Data shown ▸
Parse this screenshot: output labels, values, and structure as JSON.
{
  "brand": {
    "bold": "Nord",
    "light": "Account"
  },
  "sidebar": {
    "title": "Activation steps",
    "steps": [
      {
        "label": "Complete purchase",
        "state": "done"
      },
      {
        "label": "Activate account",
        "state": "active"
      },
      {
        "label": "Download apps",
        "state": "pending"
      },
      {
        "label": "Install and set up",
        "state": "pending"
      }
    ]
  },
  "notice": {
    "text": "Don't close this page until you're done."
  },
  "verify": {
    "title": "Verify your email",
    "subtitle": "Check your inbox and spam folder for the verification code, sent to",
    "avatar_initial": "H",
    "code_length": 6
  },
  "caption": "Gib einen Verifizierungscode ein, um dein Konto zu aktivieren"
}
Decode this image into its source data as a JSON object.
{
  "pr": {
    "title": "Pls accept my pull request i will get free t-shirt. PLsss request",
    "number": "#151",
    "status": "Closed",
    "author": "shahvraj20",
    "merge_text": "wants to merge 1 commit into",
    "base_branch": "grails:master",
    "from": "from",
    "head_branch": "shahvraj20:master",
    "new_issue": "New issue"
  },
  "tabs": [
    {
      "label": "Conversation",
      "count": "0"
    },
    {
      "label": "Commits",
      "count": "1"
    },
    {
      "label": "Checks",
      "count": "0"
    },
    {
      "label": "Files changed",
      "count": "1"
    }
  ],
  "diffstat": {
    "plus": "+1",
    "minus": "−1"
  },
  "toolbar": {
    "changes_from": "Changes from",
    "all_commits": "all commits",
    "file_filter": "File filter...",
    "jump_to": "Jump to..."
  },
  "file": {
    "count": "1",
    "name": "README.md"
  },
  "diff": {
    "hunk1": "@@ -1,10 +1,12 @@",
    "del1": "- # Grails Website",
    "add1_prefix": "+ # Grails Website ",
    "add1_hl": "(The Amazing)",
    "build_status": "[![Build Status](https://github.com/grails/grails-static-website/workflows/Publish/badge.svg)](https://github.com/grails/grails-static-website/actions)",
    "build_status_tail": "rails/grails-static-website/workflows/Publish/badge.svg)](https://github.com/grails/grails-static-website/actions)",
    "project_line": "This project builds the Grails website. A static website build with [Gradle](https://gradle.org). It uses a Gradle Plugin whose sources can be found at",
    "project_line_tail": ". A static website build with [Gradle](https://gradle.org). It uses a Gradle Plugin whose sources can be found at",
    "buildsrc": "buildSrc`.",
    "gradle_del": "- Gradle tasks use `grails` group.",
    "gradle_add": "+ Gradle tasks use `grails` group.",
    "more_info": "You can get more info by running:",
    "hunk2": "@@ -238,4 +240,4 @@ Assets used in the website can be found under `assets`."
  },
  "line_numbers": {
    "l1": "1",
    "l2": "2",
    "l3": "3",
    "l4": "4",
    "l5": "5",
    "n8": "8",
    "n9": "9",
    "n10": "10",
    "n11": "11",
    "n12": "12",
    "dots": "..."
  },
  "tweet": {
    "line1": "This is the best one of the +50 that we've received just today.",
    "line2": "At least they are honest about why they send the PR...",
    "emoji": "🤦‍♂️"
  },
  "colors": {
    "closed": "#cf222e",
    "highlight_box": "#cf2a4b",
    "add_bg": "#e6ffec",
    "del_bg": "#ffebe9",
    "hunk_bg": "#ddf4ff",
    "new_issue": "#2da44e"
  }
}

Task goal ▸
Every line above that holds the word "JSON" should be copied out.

Answer section ▸
Parse this screenshot: output labels, values, and structure as JSON.
Decode this image into its source data as a JSON object.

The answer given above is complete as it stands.